DATA FOR PROCESSING =>
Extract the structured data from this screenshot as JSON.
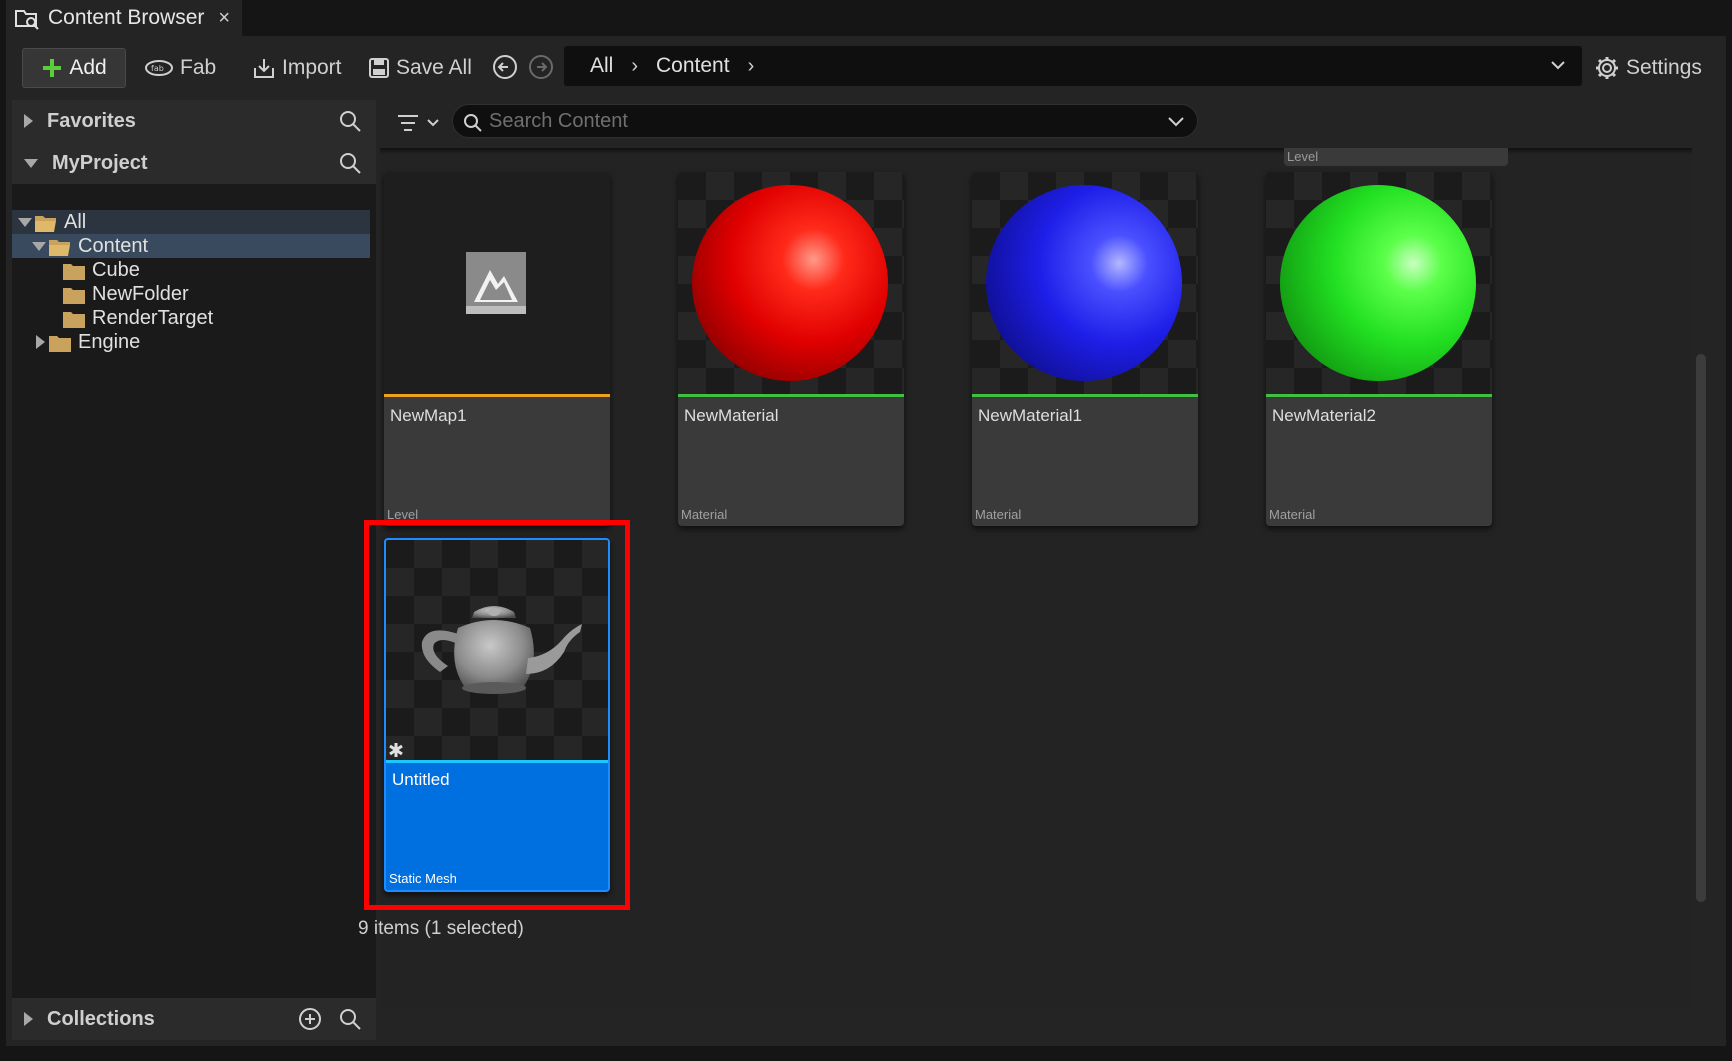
{
  "window": {
    "tab_title": "Content Browser",
    "close_glyph": "×"
  },
  "toolbar": {
    "add_label": "Add",
    "fab_label": "Fab",
    "import_label": "Import",
    "save_all_label": "Save All",
    "settings_label": "Settings"
  },
  "breadcrumb": {
    "items": [
      "All",
      "Content"
    ],
    "separator": "›"
  },
  "sidebar": {
    "favorites_label": "Favorites",
    "project_label": "MyProject",
    "collections_label": "Collections",
    "tree": [
      {
        "label": "All",
        "expanded": true
      },
      {
        "label": "Content",
        "expanded": true,
        "selected": true
      },
      {
        "label": "Cube"
      },
      {
        "label": "NewFolder"
      },
      {
        "label": "RenderTarget"
      },
      {
        "label": "Engine",
        "expanded": false
      }
    ]
  },
  "search": {
    "placeholder": "Search Content",
    "value": ""
  },
  "assets": [
    {
      "name": "NewMap1",
      "type": "Level",
      "bar_color": "#f0a020"
    },
    {
      "name": "NewMaterial",
      "type": "Material",
      "bar_color": "#40c040",
      "sphere_color": "red"
    },
    {
      "name": "NewMaterial1",
      "type": "Material",
      "bar_color": "#40c040",
      "sphere_color": "blue"
    },
    {
      "name": "NewMaterial2",
      "type": "Material",
      "bar_color": "#40c040",
      "sphere_color": "green"
    },
    {
      "name": "Untitled",
      "type": "Static Mesh",
      "bar_color": "#19c8ff",
      "selected": true
    }
  ],
  "partial_tile_type": "Level",
  "status": {
    "text": "9 items (1 selected)"
  },
  "colors": {
    "selection_blue": "#0070e0",
    "highlight_red": "#ff0000",
    "folder": "#c9a35e"
  }
}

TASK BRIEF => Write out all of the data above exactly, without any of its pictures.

RESPONSE AREA =>
Extract the structured data from this screenshot as JSON.
{
  "window": {
    "tab_title": "Content Browser",
    "close_glyph": "×"
  },
  "toolbar": {
    "add_label": "Add",
    "fab_label": "Fab",
    "import_label": "Import",
    "save_all_label": "Save All",
    "settings_label": "Settings"
  },
  "breadcrumb": {
    "items": [
      "All",
      "Content"
    ],
    "separator": "›"
  },
  "sidebar": {
    "favorites_label": "Favorites",
    "project_label": "MyProject",
    "collections_label": "Collections",
    "tree": [
      {
        "label": "All",
        "expanded": true
      },
      {
        "label": "Content",
        "expanded": true,
        "selected": true
      },
      {
        "label": "Cube"
      },
      {
        "label": "NewFolder"
      },
      {
        "label": "RenderTarget"
      },
      {
        "label": "Engine",
        "expanded": false
      }
    ]
  },
  "search": {
    "placeholder": "Search Content",
    "value": ""
  },
  "assets": [
    {
      "name": "NewMap1",
      "type": "Level",
      "bar_color": "#f0a020"
    },
    {
      "name": "NewMaterial",
      "type": "Material",
      "bar_color": "#40c040",
      "sphere_color": "red"
    },
    {
      "name": "NewMaterial1",
      "type": "Material",
      "bar_color": "#40c040",
      "sphere_color": "blue"
    },
    {
      "name": "NewMaterial2",
      "type": "Material",
      "bar_color": "#40c040",
      "sphere_color": "green"
    },
    {
      "name": "Untitled",
      "type": "Static Mesh",
      "bar_color": "#19c8ff",
      "selected": true
    }
  ],
  "partial_tile_type": "Level",
  "status": {
    "text": "9 items (1 selected)"
  },
  "colors": {
    "selection_blue": "#0070e0",
    "highlight_red": "#ff0000",
    "folder": "#c9a35e"
  }
}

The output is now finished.